    Boomerangs – Again, a historical weapon for creating or taking things at a distance. Don’t think of the the plastic boomerangs that you probably grew up with, check out the serious boomerang that Cold Steel put out (Wow, starting to sound like a Cold Steel advertisement. Sorry. Not my intention, but they do put out a lot of good “alternative weapons” out there that are generally battle-worthy).

    Sling or Sling shot – Historically a very effective weapon (Just ask Goliath). While I have a small one for fun, I myself have never been able to master one. There’s a guy on you tube who invents amazing ones and using steel balls/rocks are quite deadly. He’s also just fun to watch and some of his inventions are just amazing.

    Tomahawk – smaller, lighter and quicker than an axe, these are deadly in hand to hand. Currently in use by some “in the sand box” they are still effective today. Historically, few woodsman in the US entered the woods without one and Roger’s Rangers mandated that every Ranger had a sharpened tomahawk with him.
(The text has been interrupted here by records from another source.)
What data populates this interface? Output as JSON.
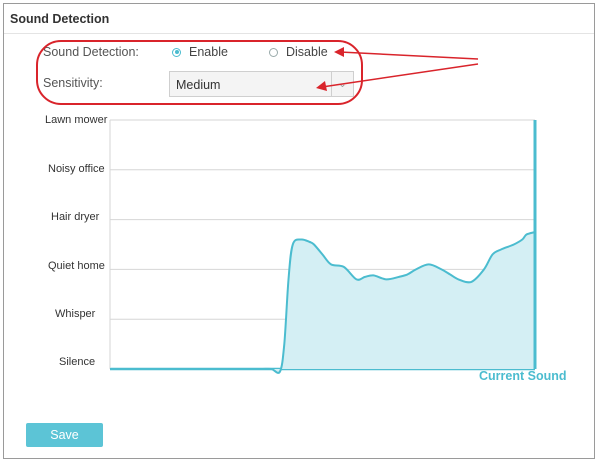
{
  "header": {
    "title": "Sound Detection"
  },
  "form": {
    "detection_label": "Sound Detection:",
    "enable_label": "Enable",
    "disable_label": "Disable",
    "selected": "enable",
    "sensitivity_label": "Sensitivity:",
    "sensitivity_value": "Medium"
  },
  "chart_data": {
    "type": "area",
    "title": "",
    "ylabel": "",
    "categories": [
      "Silence",
      "Whisper",
      "Quiet home",
      "Hair dryer",
      "Noisy office",
      "Lawn mower"
    ],
    "ylim": [
      0,
      5
    ],
    "x": [
      0,
      5,
      10,
      15,
      20,
      25,
      30,
      35,
      36,
      38,
      40,
      41,
      42,
      43,
      45,
      47,
      48,
      50,
      52,
      55,
      58,
      60,
      62,
      65,
      68,
      70,
      72,
      75,
      78,
      80,
      82,
      85,
      88,
      90,
      92,
      95,
      97,
      98,
      100
    ],
    "series": [
      {
        "values": [
          0,
          0,
          0,
          0,
          0,
          0,
          0,
          0,
          0,
          0,
          -0.05,
          0.5,
          1.8,
          2.5,
          2.6,
          2.55,
          2.5,
          2.3,
          2.1,
          2.05,
          1.8,
          1.85,
          1.88,
          1.8,
          1.85,
          1.9,
          2.0,
          2.1,
          2.0,
          1.9,
          1.8,
          1.75,
          2.0,
          2.3,
          2.4,
          2.5,
          2.6,
          2.7,
          2.75
        ]
      }
    ],
    "current_label": "Current Sound",
    "grid": true,
    "colors": {
      "line": "#4bbccf",
      "fill": "#d4eff4"
    }
  },
  "actions": {
    "save_label": "Save"
  },
  "annotations": {
    "color": "#d9242b"
  }
}
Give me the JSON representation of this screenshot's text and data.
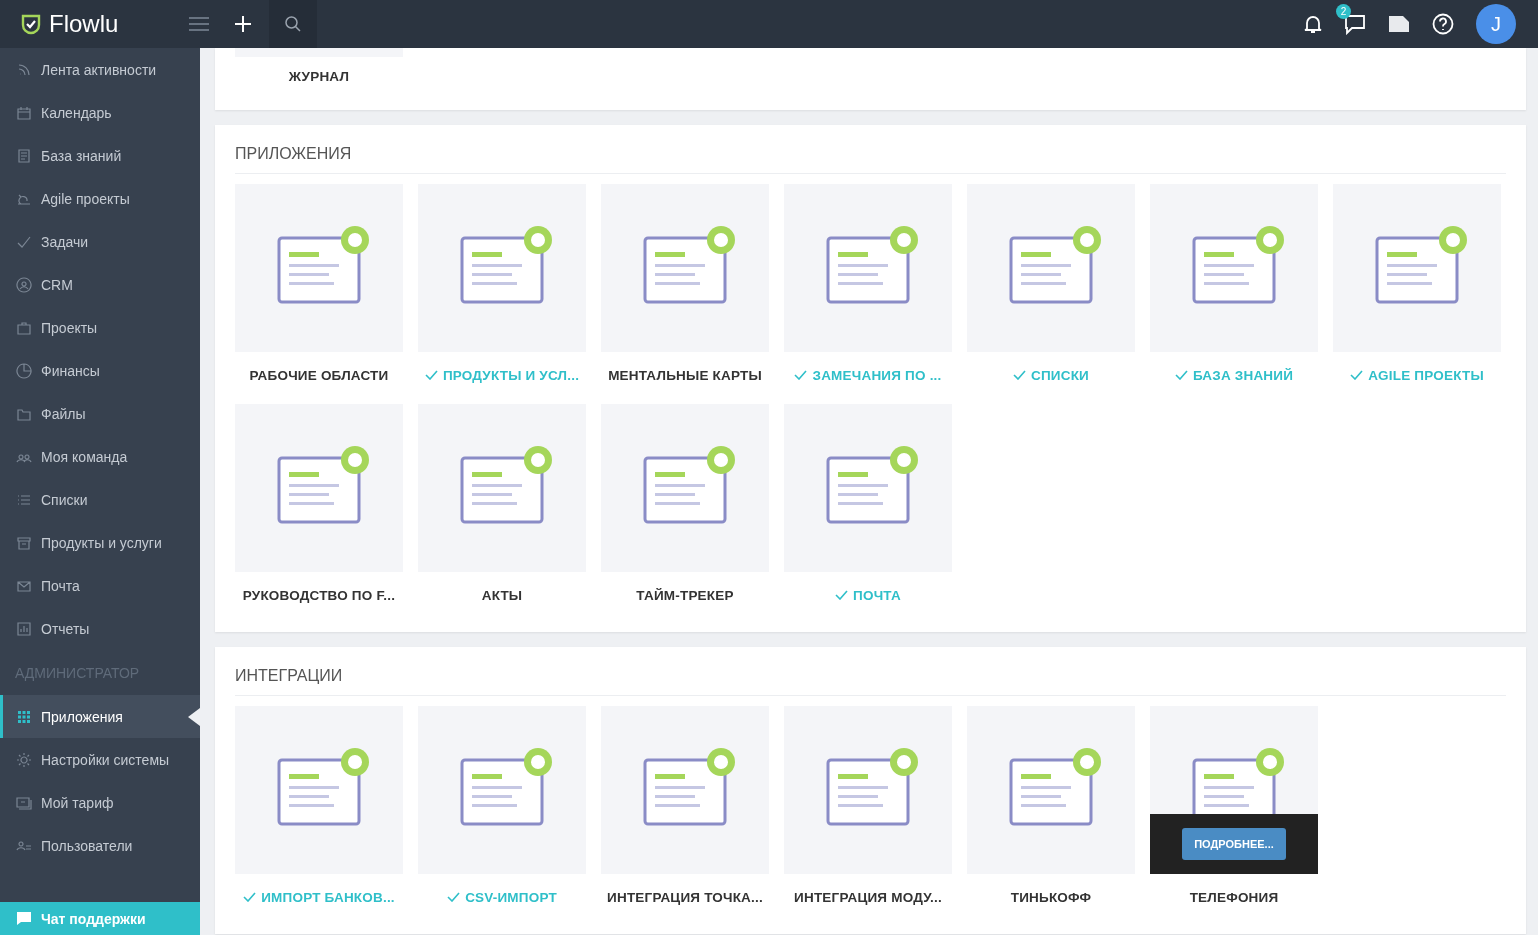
{
  "topbar": {
    "logo": "Flowlu",
    "notifications_badge": "2",
    "avatar": "J"
  },
  "sidebar": {
    "items": [
      {
        "label": "Лента активности",
        "selected": false
      },
      {
        "label": "Календарь",
        "selected": false
      },
      {
        "label": "База знаний",
        "selected": false
      },
      {
        "label": "Agile проекты",
        "selected": false
      },
      {
        "label": "Задачи",
        "selected": false
      },
      {
        "label": "CRM",
        "selected": false
      },
      {
        "label": "Проекты",
        "selected": false
      },
      {
        "label": "Финансы",
        "selected": false
      },
      {
        "label": "Файлы",
        "selected": false
      },
      {
        "label": "Моя команда",
        "selected": false
      },
      {
        "label": "Списки",
        "selected": false
      },
      {
        "label": "Продукты и услуги",
        "selected": false
      },
      {
        "label": "Почта",
        "selected": false
      },
      {
        "label": "Отчеты",
        "selected": false
      }
    ],
    "admin_title": "АДМИНИСТРАТОР",
    "admin_items": [
      {
        "label": "Приложения",
        "selected": true
      },
      {
        "label": "Настройки системы",
        "selected": false
      },
      {
        "label": "Мой тариф",
        "selected": false
      },
      {
        "label": "Пользователи",
        "selected": false
      }
    ],
    "support_button": "Чат поддержки"
  },
  "journal": {
    "label": "ЖУРНАЛ"
  },
  "sections": [
    {
      "title": "ПРИЛОЖЕНИЯ",
      "tiles": [
        {
          "label": "РАБОЧИЕ ОБЛАСТИ",
          "installed": false
        },
        {
          "label": "ПРОДУКТЫ И УСЛ...",
          "installed": true
        },
        {
          "label": "МЕНТАЛЬНЫЕ КАРТЫ",
          "installed": false
        },
        {
          "label": "ЗАМЕЧАНИЯ ПО ...",
          "installed": true
        },
        {
          "label": "СПИСКИ",
          "installed": true
        },
        {
          "label": "БАЗА ЗНАНИЙ",
          "installed": true
        },
        {
          "label": "AGILE ПРОЕКТЫ",
          "installed": true
        },
        {
          "label": "РУКОВОДСТВО ПО F...",
          "installed": false
        },
        {
          "label": "АКТЫ",
          "installed": false
        },
        {
          "label": "ТАЙМ-ТРЕКЕР",
          "installed": false
        },
        {
          "label": "ПОЧТА",
          "installed": true
        }
      ]
    },
    {
      "title": "ИНТЕГРАЦИИ",
      "tiles": [
        {
          "label": "ИМПОРТ БАНКОВ...",
          "installed": true
        },
        {
          "label": "CSV-ИМПОРТ",
          "installed": true
        },
        {
          "label": "ИНТЕГРАЦИЯ ТОЧКА...",
          "installed": false
        },
        {
          "label": "ИНТЕГРАЦИЯ МОДУ...",
          "installed": false
        },
        {
          "label": "ТИНЬКОФФ",
          "installed": false
        },
        {
          "label": "ТЕЛЕФОНИЯ",
          "installed": false,
          "more_button": "ПОДРОБНЕЕ..."
        }
      ]
    }
  ]
}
    Finally, with those above shown as examples (and tons of others that I’m sure I’ve missed) there are very good reasons for obtaining “alternate weapons”…………..however…………….that being said……………….GO BUY MORE AMMO!!!! (It’s just so much more easy!)………………..and once you’ve gotten all the ammo you will likely need…………………………………………GO BUY MORE!!!!!

  • Gary Hines

    I can definitely see situations where a silent weapon would be more beneficial then a firearm. Unless you have a real good silencer of course. Some of my group have practiced ambushing certain types of “individuals”, and we had decided silence is your best friend in these situations whenever possible. As for knives, EVERYONE should own at least one high quality multitool, fixed blade and one folding knife. I tend to like Spring assisted knives as they open with one hand, or a high quality switch blade like a Gerber or a Bench made (if youre made out of money! LOL). KNives are useful for everything and are your most valuable tool/weapon.

  • Elidommom

    This is has got be one of my favorite posts, besides being necessary and practical, it’s just plain fun! I will admit, I wasn’t too keen on the guns in the house idea when the kids were little, I’m sure many of you guys have had that conversation with the missus. But, I finally came around! Years of Kajukenbo and Missouri Dept. of Conservation youth and adult rifle/ handgun classes have put things in a proper perspective. If you have anyone you know with fear about guns, I would encourage you to find out if they have these classes in your neck of the woods. These folks at DofC are even ok with been asked “what’s that ‘thingy’?” And where I live anyway, the classes are even free and most provide the firearms for you. Rarely do I get to say, my tax dollars at work, and grin about it!
    As to the alternative weapons, to me that’s the fun part. This is where I get the boys and a few like minded neighbor kids and we wander around the house, garage, shed, yard, car and look for stuff to defend themselves with. It’s like an Easter egg or scavenger hunt for big kids. It’s amazing what they come up with! Then we practice. Take em outside and pick a target, if we run out of slingshot ammo, use dog food, take them to river and use rocks. Buy up old baseballs and have them get good at hitting targets. ( Ive even used cans of soda for this, think ‘everyday item’) I have them in scouts and we made walking sticks, so they learn some basic escrima.
    I could go on all day, but the important part is to get even the kids on board. Yes, you got to keep em in line, they go a bit overboard on occasion, and when they do, listen and try it out, they will catch on real quick what works and what doesn’t. It gives a sense of achievement, confidence and above all else, situational awareness. Maybe you even get some of those unwilling folks to see you’re just being practical and using some good old fashioned common sense.

  • Rourke

    Thanks Elidommom –

    Appreciate the comments.

    Rourke